Review of the week: 12 – 18 October 2015
Boxing came to Cuba under American influence. Although it would later convert to communism, the United States helped it to become independent from Spain in 1902, and Havana staged world title fights. Its first professional world champion was Eligio Sardinas, or Kid Chocolate, in 1931, long before Fidel Castro puffed on his first cigar.
But now the student has surpassed the teacher. In Doha, at the World Amateur Boxing Championships, Cuba maintained its decades long period of dominance by winning four golds, while the US finished with no medals of any colour, for the second time in a row.
And new nations are emerging as well. From Central Asia, Uzbekistan and Kazakhstan won multiple medals but no golds this year, Morocco won its second world title, and Ireland won its first, for Michael Conlan. Ireland has fared well at recent Olympics too, in a regime started by a Cuban coach. The former student has now become a teacher.
In cycling, Great Britain has also overtaken more traditional powers in the last twenty years. The women’s pursuit team which won at London 2012 (above) continues to beat all comers, from Europe at least, although world champions Australia will be tougher.
At those same European Championships, two members of the team won two more gold medals each, Laura Trott in the scratch race and the omnium, and Katie Archibald in the individual pursuit and the elimination race. But in the sprints, the British seem to have been usurped by the Dutch, who surprisingly won the individual events for both sexes.
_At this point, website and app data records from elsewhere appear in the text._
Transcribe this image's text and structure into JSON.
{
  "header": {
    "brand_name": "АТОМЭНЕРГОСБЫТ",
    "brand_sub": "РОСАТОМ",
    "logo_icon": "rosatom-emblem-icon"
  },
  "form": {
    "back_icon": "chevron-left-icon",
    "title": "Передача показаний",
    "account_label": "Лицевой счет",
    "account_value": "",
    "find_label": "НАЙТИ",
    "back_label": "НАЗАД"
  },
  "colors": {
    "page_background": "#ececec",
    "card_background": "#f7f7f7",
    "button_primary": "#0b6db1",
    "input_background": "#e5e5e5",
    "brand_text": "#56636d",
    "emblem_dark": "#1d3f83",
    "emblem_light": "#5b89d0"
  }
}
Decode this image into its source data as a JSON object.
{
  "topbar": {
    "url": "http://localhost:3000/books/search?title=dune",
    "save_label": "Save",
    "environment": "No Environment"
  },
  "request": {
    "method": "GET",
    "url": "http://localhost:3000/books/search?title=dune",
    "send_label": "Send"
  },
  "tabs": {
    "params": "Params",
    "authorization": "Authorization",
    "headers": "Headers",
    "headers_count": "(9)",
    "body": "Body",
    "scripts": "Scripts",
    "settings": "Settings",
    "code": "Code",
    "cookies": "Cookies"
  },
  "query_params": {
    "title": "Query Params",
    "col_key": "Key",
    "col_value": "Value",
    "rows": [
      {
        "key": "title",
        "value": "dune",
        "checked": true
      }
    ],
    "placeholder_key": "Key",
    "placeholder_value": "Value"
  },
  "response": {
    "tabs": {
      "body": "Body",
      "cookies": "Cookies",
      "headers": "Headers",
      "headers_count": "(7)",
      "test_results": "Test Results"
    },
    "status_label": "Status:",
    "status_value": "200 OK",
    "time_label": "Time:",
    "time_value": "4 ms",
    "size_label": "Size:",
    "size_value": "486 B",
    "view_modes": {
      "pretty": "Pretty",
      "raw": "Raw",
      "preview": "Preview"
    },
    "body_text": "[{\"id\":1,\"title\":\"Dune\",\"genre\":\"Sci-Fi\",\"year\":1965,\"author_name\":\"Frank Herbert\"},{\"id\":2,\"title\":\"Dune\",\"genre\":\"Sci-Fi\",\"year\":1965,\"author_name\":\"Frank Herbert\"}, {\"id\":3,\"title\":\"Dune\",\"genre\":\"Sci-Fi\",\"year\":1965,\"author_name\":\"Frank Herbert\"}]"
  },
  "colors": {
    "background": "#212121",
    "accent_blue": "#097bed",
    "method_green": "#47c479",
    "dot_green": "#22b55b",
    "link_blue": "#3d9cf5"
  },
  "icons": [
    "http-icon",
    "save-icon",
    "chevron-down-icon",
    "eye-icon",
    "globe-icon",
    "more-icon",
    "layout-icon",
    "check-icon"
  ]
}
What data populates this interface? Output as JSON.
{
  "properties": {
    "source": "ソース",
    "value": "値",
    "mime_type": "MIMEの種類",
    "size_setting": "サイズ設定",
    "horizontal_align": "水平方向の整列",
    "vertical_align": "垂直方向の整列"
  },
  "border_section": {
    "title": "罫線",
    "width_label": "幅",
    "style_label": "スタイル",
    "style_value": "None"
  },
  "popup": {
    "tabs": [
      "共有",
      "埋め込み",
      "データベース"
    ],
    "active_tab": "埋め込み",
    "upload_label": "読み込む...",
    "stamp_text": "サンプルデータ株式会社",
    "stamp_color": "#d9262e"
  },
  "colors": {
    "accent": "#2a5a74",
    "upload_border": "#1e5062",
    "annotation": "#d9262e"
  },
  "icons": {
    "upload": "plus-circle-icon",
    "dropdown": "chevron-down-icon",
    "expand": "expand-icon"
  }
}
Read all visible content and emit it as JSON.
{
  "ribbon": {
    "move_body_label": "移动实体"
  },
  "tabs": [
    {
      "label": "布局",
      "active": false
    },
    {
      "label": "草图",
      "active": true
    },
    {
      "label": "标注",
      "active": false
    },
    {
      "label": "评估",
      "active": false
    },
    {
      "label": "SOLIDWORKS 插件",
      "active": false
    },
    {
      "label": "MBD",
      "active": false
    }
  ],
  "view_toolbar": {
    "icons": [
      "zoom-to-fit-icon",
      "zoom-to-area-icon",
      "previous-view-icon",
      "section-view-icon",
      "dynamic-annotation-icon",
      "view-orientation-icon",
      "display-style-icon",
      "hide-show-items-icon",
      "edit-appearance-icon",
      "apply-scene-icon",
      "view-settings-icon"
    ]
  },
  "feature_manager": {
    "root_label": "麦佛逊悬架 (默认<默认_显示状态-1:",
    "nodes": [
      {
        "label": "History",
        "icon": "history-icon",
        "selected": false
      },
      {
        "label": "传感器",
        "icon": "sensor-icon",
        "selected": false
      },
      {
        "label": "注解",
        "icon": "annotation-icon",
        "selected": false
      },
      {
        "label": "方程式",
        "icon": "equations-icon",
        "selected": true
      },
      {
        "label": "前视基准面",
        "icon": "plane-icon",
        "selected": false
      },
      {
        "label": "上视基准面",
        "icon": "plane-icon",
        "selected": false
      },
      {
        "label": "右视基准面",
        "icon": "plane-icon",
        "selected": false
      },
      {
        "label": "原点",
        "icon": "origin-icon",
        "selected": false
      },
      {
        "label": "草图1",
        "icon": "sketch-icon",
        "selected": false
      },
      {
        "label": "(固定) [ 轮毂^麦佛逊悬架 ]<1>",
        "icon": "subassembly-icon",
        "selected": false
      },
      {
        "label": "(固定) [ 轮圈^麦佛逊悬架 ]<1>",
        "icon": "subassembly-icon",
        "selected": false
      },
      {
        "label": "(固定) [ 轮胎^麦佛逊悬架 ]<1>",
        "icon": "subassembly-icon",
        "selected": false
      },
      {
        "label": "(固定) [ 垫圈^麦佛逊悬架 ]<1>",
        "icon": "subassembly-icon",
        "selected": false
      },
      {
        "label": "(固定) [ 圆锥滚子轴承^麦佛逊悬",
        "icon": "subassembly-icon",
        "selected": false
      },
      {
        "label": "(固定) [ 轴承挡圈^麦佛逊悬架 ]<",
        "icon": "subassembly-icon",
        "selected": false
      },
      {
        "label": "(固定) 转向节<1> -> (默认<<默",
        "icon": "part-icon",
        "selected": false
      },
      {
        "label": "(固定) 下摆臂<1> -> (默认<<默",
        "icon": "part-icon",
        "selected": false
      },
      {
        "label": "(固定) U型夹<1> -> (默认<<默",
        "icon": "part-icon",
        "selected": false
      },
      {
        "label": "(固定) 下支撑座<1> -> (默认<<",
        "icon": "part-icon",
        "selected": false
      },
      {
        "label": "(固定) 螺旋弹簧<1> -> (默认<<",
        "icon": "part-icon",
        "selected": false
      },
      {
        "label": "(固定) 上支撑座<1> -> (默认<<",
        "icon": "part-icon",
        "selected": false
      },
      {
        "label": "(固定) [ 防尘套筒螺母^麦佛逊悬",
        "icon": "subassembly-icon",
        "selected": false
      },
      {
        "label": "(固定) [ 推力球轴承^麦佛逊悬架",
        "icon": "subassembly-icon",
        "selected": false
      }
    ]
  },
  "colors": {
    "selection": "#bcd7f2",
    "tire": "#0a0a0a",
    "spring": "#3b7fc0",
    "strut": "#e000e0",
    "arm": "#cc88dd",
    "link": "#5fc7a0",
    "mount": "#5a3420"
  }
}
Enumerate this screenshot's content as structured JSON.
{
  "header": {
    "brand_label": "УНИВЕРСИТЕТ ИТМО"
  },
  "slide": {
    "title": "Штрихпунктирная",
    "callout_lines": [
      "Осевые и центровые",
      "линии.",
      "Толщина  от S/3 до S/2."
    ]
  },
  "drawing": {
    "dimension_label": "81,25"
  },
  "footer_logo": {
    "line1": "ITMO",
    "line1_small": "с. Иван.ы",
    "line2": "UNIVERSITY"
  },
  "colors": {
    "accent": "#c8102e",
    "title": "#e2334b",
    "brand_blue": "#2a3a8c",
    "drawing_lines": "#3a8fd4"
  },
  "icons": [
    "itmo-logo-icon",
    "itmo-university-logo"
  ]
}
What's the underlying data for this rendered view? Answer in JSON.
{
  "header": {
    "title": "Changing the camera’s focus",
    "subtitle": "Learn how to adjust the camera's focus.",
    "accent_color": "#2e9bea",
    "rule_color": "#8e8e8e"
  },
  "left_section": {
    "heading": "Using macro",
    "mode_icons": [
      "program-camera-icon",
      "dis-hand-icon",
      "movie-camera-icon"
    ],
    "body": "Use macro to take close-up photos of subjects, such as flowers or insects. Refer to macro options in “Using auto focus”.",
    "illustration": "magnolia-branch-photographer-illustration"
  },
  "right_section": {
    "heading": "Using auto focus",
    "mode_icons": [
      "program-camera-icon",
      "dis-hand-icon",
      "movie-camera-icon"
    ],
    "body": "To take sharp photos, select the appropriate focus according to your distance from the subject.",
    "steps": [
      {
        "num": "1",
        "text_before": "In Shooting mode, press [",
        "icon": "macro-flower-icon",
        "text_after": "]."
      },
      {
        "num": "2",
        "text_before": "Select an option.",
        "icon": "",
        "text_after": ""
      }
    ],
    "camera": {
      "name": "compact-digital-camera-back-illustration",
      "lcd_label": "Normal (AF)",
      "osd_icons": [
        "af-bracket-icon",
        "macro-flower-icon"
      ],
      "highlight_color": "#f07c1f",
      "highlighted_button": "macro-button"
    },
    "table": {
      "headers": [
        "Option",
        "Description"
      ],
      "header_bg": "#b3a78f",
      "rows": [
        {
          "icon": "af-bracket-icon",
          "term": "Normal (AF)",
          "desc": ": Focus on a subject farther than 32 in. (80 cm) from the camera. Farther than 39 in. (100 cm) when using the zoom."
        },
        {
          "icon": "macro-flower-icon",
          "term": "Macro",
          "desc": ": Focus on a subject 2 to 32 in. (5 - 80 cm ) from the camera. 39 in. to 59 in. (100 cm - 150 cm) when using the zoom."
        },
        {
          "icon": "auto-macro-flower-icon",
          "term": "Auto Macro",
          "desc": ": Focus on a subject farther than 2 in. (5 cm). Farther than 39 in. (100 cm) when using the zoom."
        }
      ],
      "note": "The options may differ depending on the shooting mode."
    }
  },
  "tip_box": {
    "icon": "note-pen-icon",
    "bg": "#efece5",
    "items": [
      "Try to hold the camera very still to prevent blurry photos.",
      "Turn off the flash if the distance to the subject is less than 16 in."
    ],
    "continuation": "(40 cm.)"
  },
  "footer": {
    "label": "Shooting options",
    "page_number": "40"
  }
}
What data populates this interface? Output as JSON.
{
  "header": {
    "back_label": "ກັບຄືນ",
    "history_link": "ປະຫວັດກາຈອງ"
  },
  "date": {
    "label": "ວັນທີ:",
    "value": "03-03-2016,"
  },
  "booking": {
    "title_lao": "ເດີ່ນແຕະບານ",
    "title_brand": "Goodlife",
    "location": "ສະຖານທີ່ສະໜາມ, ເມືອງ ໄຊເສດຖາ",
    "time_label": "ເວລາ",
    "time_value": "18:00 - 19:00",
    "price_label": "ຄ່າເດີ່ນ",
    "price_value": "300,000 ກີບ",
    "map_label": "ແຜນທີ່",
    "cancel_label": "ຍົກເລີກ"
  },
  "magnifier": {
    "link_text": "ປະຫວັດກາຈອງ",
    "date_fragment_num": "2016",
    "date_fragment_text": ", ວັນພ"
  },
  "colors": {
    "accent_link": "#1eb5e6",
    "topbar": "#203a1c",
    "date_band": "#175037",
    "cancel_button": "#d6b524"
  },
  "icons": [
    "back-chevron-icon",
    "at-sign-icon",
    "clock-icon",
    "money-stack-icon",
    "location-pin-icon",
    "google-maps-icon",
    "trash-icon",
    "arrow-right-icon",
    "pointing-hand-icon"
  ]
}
France, the old guard of cycling, had appeared to be making a comeback. But its six time world champion, Francois Pervis, was disappointing, taking home a single silver medal.
In volleyball, the roles were reversed. The French team (above), without much history of success, became European champions, while Italy and Poland were shocked by Slovenia.
But neither France nor defeated finalist Slovenia is guaranteed to travel to Rio because the European Championship is not used as a qualifying event. There is a long way to go.
The old guard did have some victories this week. At the World Championships of 470 class sailing, Matthew Belcher of Australia won a sixth gold in a row. And the Olympian, Natalia Partyka of Poland, secured European singles and team titles in para table tennis.
But the last word belongs to Zimbabwe’s women’s football team. In an earlier round of the Olympic qualifying tournament, it could not afford to travel to the Ivory Coast and conceded the match 3-0. But the Ivory Coast withdrew and it went on to play Cameroon which it beat to qualify. French cyclists and US boxers surely know how Cameroon feels.
Next week: Doha goes from one major global event to another – IPC World Athletics